Congress Hotel strike ends, fight of hotel workers goes on

CHICAGO – With the 10th anniversary of the Congress Hotel strike approaching, Unite Here Local 1, the union representing Chicago’s hospitality workers, announced the end of strike on May 29.

It is widely recognized as the world’s longest strike and has received broad solidarity from the labor movement and community.

On June 15, 2003, Father’s Day that year, 130 members (100 percent of the workers) of Unite Here walked out on strike after the hotel unilaterally reduced their wages, froze their health care contributions, and demanded the right to subcontract out all the work to minimum wage subcontracted workers.

The move by Congress hotel owners broke with the collective bargaining wage and benefit standards established for all the major downtown hotels between the union and hospitality industry. It was widely seen as a preemptive strike to break the union and force down wages and benefits.

The Congress Hotel picketline became a permanent feature on Michigan Avenue. Unions and community organizations rallied with strikers, and marches often passed in solidarity.

Each strike anniversary thousands would picket and often ring the entire hotel. It became a day that brought out the entire labor and progressive movement.

Prominent political leaders including U.S. Senator Barack Obama, Governor Pat Quinn, President of Cook County Board Toni Preckwinckle, and numerous others have walked the line in support of the workers.

The strike brought together the growing fight for worker’s rights with immigrant rights. An overwhelming majority of Congress strikers were immigrants and stood up courageously during the height of demonization of immigrant communities.

The strike became a home for workers and their families. Many children literally grew up on the picket line.

The Congress Hotel strikers showed how low-wage workers could lead the fight to raise the standards for hospitality workers and other low-wage workers.

When the Congress workers struck the standard wage for room attendants was $8.83 per hour. The city wide standard for room attendants is now $16.40 an hour. Congress hotel room attendants still make $8.83 per hour.

Unite Here organized a boycott of the Congress Hotel which cost the hotel millions of dollars in business and gained it a horrible reputation. Conditions at the hotel deteriorated dramatically.

While the Congress Hotel workers were on strike, Unite Here was also battling the attack on wages and benefits by other major hotels. The fight against the Hyatt Hotel chain and its attempts to break the union has become a major global battle.

“The decision to end the Congress strike was a hard one, but it is the right time for the union and the strikers to move on. The boycott has effectively dramatically reduced the hotel’s business. The hotel treats their workers and customers equally poor and the community knows it. There is no more to do there. The reclusive owner lives in Geneva and Tel Aviv and hasn’t been to Chicago since the strike started. We don’t see getting a contract here, and we have many more battles to fight for economic justice,” said Unite Here Local 1 President Henry Tamarin.

The union has found jobs for over 60 strikers over the years and is looking for more. It has made an unconditional offer to return to work on behalf of the strikers, but it is unclear whether any strikers will choose to.

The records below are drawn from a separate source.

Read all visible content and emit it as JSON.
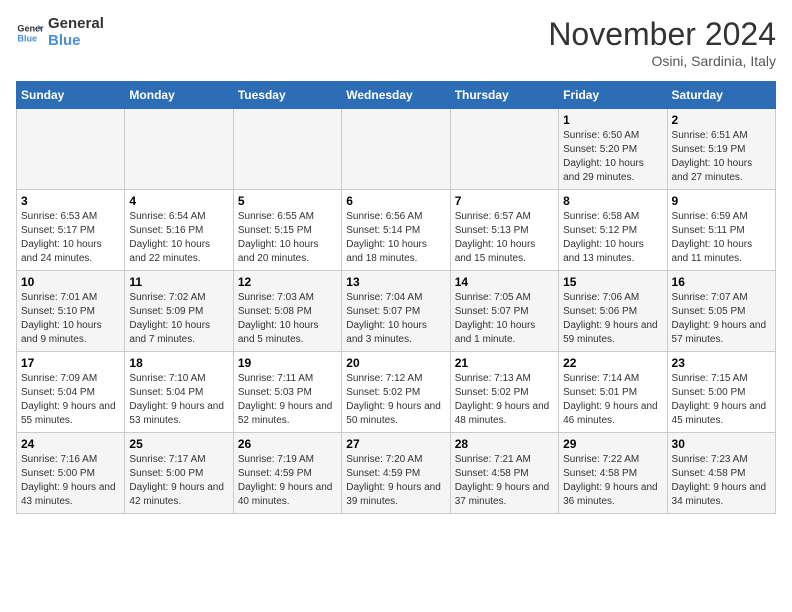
{
  "logo": {
    "line1": "General",
    "line2": "Blue"
  },
  "title": "November 2024",
  "location": "Osini, Sardinia, Italy",
  "weekdays": [
    "Sunday",
    "Monday",
    "Tuesday",
    "Wednesday",
    "Thursday",
    "Friday",
    "Saturday"
  ],
  "weeks": [
    [
      {
        "day": "",
        "info": ""
      },
      {
        "day": "",
        "info": ""
      },
      {
        "day": "",
        "info": ""
      },
      {
        "day": "",
        "info": ""
      },
      {
        "day": "",
        "info": ""
      },
      {
        "day": "1",
        "info": "Sunrise: 6:50 AM\nSunset: 5:20 PM\nDaylight: 10 hours and 29 minutes."
      },
      {
        "day": "2",
        "info": "Sunrise: 6:51 AM\nSunset: 5:19 PM\nDaylight: 10 hours and 27 minutes."
      }
    ],
    [
      {
        "day": "3",
        "info": "Sunrise: 6:53 AM\nSunset: 5:17 PM\nDaylight: 10 hours and 24 minutes."
      },
      {
        "day": "4",
        "info": "Sunrise: 6:54 AM\nSunset: 5:16 PM\nDaylight: 10 hours and 22 minutes."
      },
      {
        "day": "5",
        "info": "Sunrise: 6:55 AM\nSunset: 5:15 PM\nDaylight: 10 hours and 20 minutes."
      },
      {
        "day": "6",
        "info": "Sunrise: 6:56 AM\nSunset: 5:14 PM\nDaylight: 10 hours and 18 minutes."
      },
      {
        "day": "7",
        "info": "Sunrise: 6:57 AM\nSunset: 5:13 PM\nDaylight: 10 hours and 15 minutes."
      },
      {
        "day": "8",
        "info": "Sunrise: 6:58 AM\nSunset: 5:12 PM\nDaylight: 10 hours and 13 minutes."
      },
      {
        "day": "9",
        "info": "Sunrise: 6:59 AM\nSunset: 5:11 PM\nDaylight: 10 hours and 11 minutes."
      }
    ],
    [
      {
        "day": "10",
        "info": "Sunrise: 7:01 AM\nSunset: 5:10 PM\nDaylight: 10 hours and 9 minutes."
      },
      {
        "day": "11",
        "info": "Sunrise: 7:02 AM\nSunset: 5:09 PM\nDaylight: 10 hours and 7 minutes."
      },
      {
        "day": "12",
        "info": "Sunrise: 7:03 AM\nSunset: 5:08 PM\nDaylight: 10 hours and 5 minutes."
      },
      {
        "day": "13",
        "info": "Sunrise: 7:04 AM\nSunset: 5:07 PM\nDaylight: 10 hours and 3 minutes."
      },
      {
        "day": "14",
        "info": "Sunrise: 7:05 AM\nSunset: 5:07 PM\nDaylight: 10 hours and 1 minute."
      },
      {
        "day": "15",
        "info": "Sunrise: 7:06 AM\nSunset: 5:06 PM\nDaylight: 9 hours and 59 minutes."
      },
      {
        "day": "16",
        "info": "Sunrise: 7:07 AM\nSunset: 5:05 PM\nDaylight: 9 hours and 57 minutes."
      }
    ],
    [
      {
        "day": "17",
        "info": "Sunrise: 7:09 AM\nSunset: 5:04 PM\nDaylight: 9 hours and 55 minutes."
      },
      {
        "day": "18",
        "info": "Sunrise: 7:10 AM\nSunset: 5:04 PM\nDaylight: 9 hours and 53 minutes."
      },
      {
        "day": "19",
        "info": "Sunrise: 7:11 AM\nSunset: 5:03 PM\nDaylight: 9 hours and 52 minutes."
      },
      {
        "day": "20",
        "info": "Sunrise: 7:12 AM\nSunset: 5:02 PM\nDaylight: 9 hours and 50 minutes."
      },
      {
        "day": "21",
        "info": "Sunrise: 7:13 AM\nSunset: 5:02 PM\nDaylight: 9 hours and 48 minutes."
      },
      {
        "day": "22",
        "info": "Sunrise: 7:14 AM\nSunset: 5:01 PM\nDaylight: 9 hours and 46 minutes."
      },
      {
        "day": "23",
        "info": "Sunrise: 7:15 AM\nSunset: 5:00 PM\nDaylight: 9 hours and 45 minutes."
      }
    ],
    [
      {
        "day": "24",
        "info": "Sunrise: 7:16 AM\nSunset: 5:00 PM\nDaylight: 9 hours and 43 minutes."
      },
      {
        "day": "25",
        "info": "Sunrise: 7:17 AM\nSunset: 5:00 PM\nDaylight: 9 hours and 42 minutes."
      },
      {
        "day": "26",
        "info": "Sunrise: 7:19 AM\nSunset: 4:59 PM\nDaylight: 9 hours and 40 minutes."
      },
      {
        "day": "27",
        "info": "Sunrise: 7:20 AM\nSunset: 4:59 PM\nDaylight: 9 hours and 39 minutes."
      },
      {
        "day": "28",
        "info": "Sunrise: 7:21 AM\nSunset: 4:58 PM\nDaylight: 9 hours and 37 minutes."
      },
      {
        "day": "29",
        "info": "Sunrise: 7:22 AM\nSunset: 4:58 PM\nDaylight: 9 hours and 36 minutes."
      },
      {
        "day": "30",
        "info": "Sunrise: 7:23 AM\nSunset: 4:58 PM\nDaylight: 9 hours and 34 minutes."
      }
    ]
  ]
}
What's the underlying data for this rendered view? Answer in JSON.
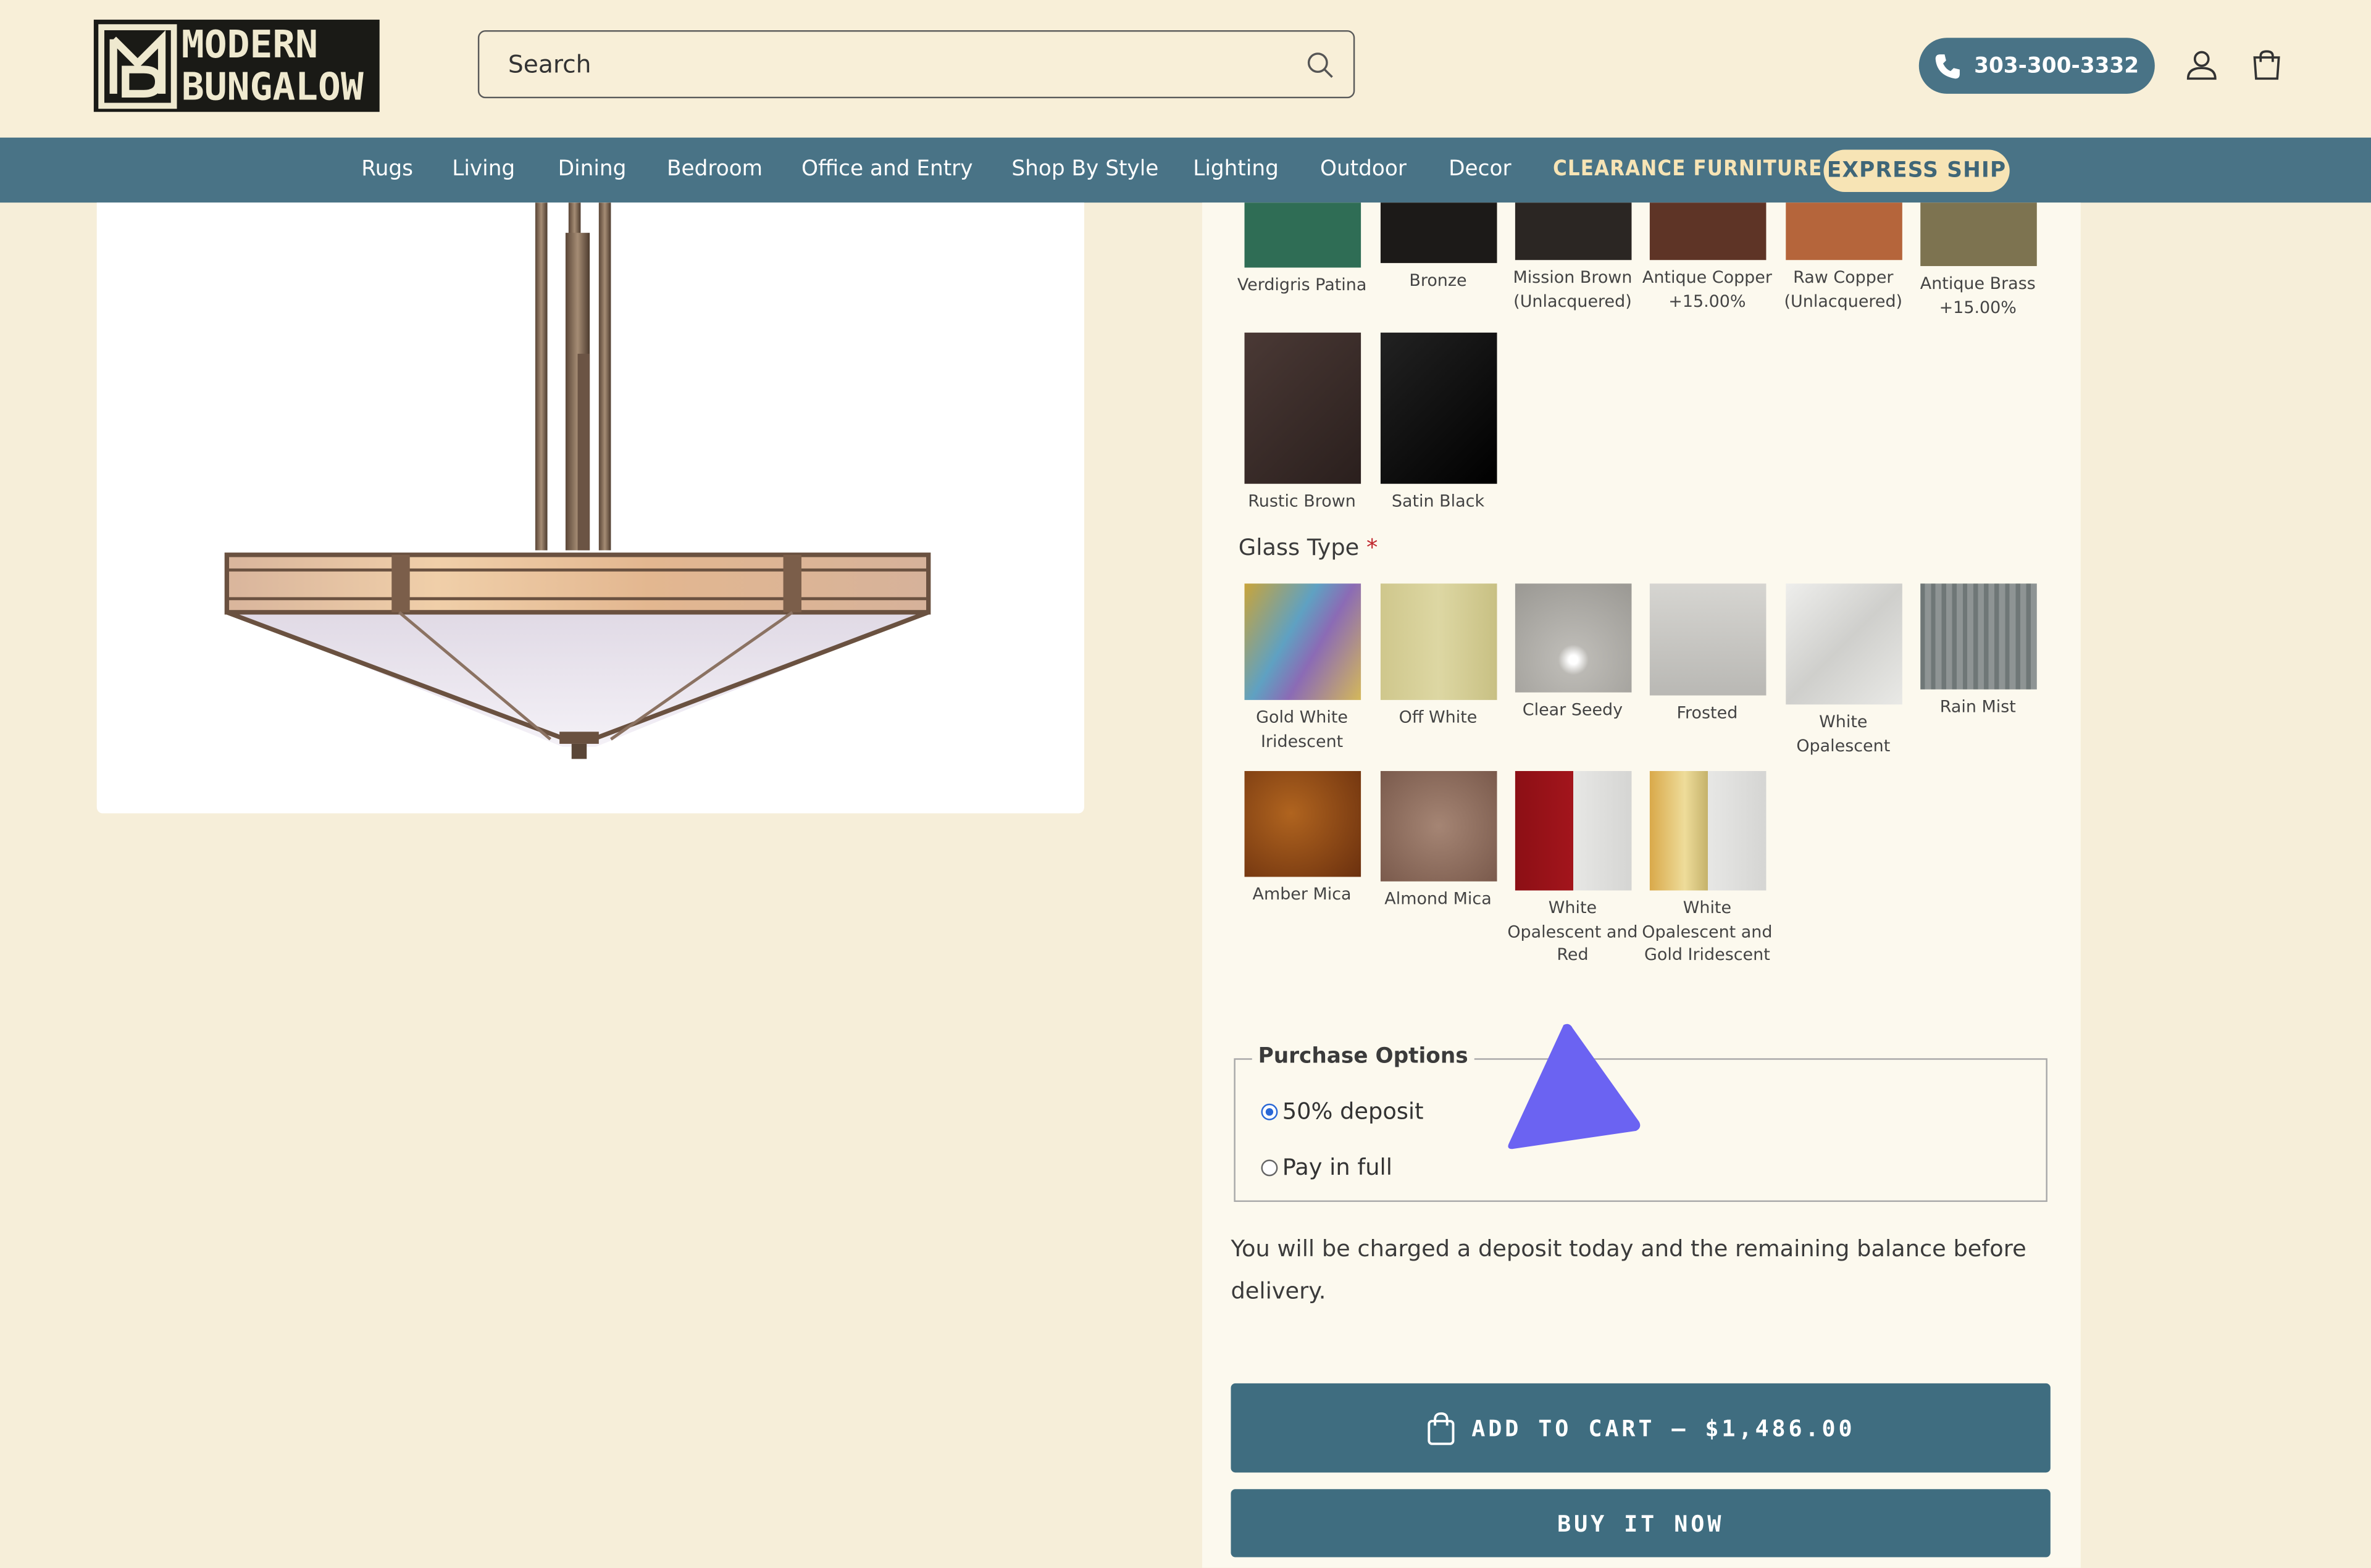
{
  "brand": {
    "logo_line1": "MODERN",
    "logo_line2": "BUNGALOW"
  },
  "search": {
    "placeholder": "Search"
  },
  "header": {
    "phone": "303-300-3332"
  },
  "nav": {
    "items": [
      "Rugs",
      "Living",
      "Dining",
      "Bedroom",
      "Office and Entry",
      "Shop By Style",
      "Lighting",
      "Outdoor",
      "Decor"
    ],
    "clearance": "CLEARANCE FURNITURE",
    "express": "EXPRESS SHIP"
  },
  "finish": {
    "swatches": [
      {
        "label": "Verdigris Patina",
        "color": "#2f6d55"
      },
      {
        "label": "Bronze",
        "color": "#1c1a18"
      },
      {
        "label": "Mission Brown (Unlacquered)",
        "color": "#2b2623"
      },
      {
        "label": "Antique Copper +15.00%",
        "color": "#5e3426"
      },
      {
        "label": "Raw Copper (Unlacquered)",
        "color": "#b5653b"
      },
      {
        "label": "Antique Brass +15.00%",
        "color": "#7d7350"
      },
      {
        "label": "Rustic Brown",
        "color": "#3a2c28"
      },
      {
        "label": "Satin Black",
        "color": "#0d0d0d"
      }
    ]
  },
  "glass": {
    "label": "Glass Type",
    "required_mark": "*",
    "swatches": [
      {
        "label": "Gold White Iridescent",
        "color": "#7fa6b0"
      },
      {
        "label": "Off White",
        "color": "#d3cd95"
      },
      {
        "label": "Clear Seedy",
        "color": "#a9a7a2"
      },
      {
        "label": "Frosted",
        "color": "#c8c7c3"
      },
      {
        "label": "White Opalescent",
        "color": "#dddcd8"
      },
      {
        "label": "Rain Mist",
        "color": "#7a8181"
      },
      {
        "label": "Amber Mica",
        "color": "#8a4316"
      },
      {
        "label": "Almond Mica",
        "color": "#8f6f5f"
      },
      {
        "label": "White Opalescent and Red",
        "color": "#8c0f15"
      },
      {
        "label": "White Opalescent and Gold Iridescent",
        "color": "#e0c58c"
      }
    ]
  },
  "purchase": {
    "legend": "Purchase Options",
    "options": [
      {
        "label": "50% deposit",
        "selected": true
      },
      {
        "label": "Pay in full",
        "selected": false
      }
    ],
    "note": "You will be charged a deposit today and the remaining balance before delivery."
  },
  "actions": {
    "add_to_cart": "ADD TO CART – $1,486.00",
    "buy_now": "BUY IT NOW"
  }
}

Photo: UNITE HERE Local 1 Facebook page



Special to People’s World
Special to People’s World

People’s World is a voice for progressive change and socialism in the United States. It provides news and analysis of, by, and for the labor and democratic movements to our readers across the country and around the world. People’s World traces its lineage to the Daily Worker newspaper, founded by communists, socialists, union members, and other activists in Chicago in 1924.